GIVEN DATA section start

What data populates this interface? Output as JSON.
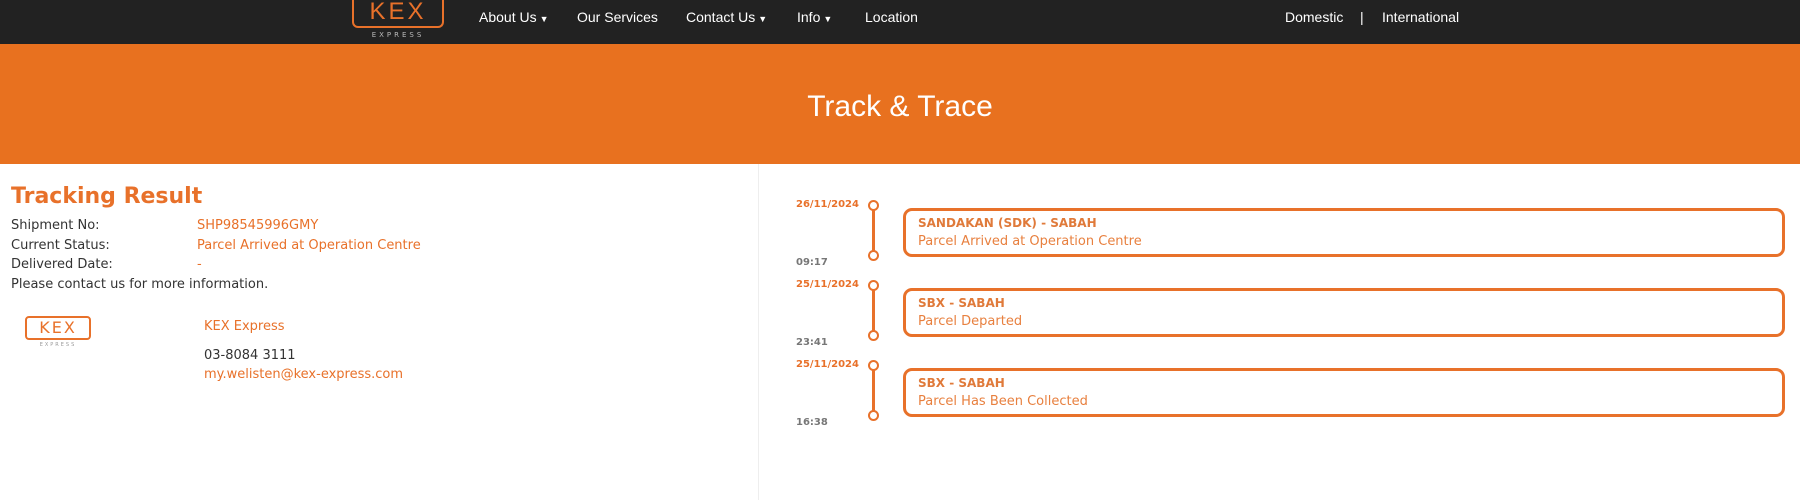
{
  "nav": {
    "logo_text": "KEX",
    "logo_sub": "EXPRESS",
    "items": [
      {
        "label": "About Us",
        "dropdown": true
      },
      {
        "label": "Our Services",
        "dropdown": false
      },
      {
        "label": "Contact Us",
        "dropdown": true
      },
      {
        "label": "Info",
        "dropdown": true
      },
      {
        "label": "Location",
        "dropdown": false
      }
    ],
    "domestic": "Domestic",
    "separator": "|",
    "international": "International"
  },
  "banner": {
    "title": "Track & Trace"
  },
  "result": {
    "title": "Tracking Result",
    "shipment_label": "Shipment No:",
    "shipment_value": "SHP98545996GMY",
    "status_label": "Current Status:",
    "status_value": "Parcel Arrived at Operation Centre",
    "delivered_label": "Delivered Date:",
    "delivered_value": "-",
    "note": "Please contact us for more information."
  },
  "contact": {
    "logo_text": "KEX",
    "logo_sub": "EXPRESS",
    "company": "KEX Express",
    "phone": "03-8084 3111",
    "email": "my.welisten@kex-express.com"
  },
  "timeline": [
    {
      "date": "26/11/2024",
      "time": "09:17",
      "location": "SANDAKAN (SDK) - SABAH",
      "status": "Parcel Arrived at Operation Centre"
    },
    {
      "date": "25/11/2024",
      "time": "23:41",
      "location": "SBX - SABAH",
      "status": "Parcel Departed"
    },
    {
      "date": "25/11/2024",
      "time": "16:38",
      "location": "SBX - SABAH",
      "status": "Parcel Has Been Collected"
    }
  ],
  "colors": {
    "accent": "#e8711f",
    "nav_bg": "#222222"
  }
}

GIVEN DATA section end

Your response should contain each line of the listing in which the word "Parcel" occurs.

* _ANSWER SPACE_
    "status_value": "Parcel Arrived at Operation Centre",
      "status": "Parcel Arrived at Operation Centre"
      "status": "Parcel Departed"
      "status": "Parcel Has Been Collected"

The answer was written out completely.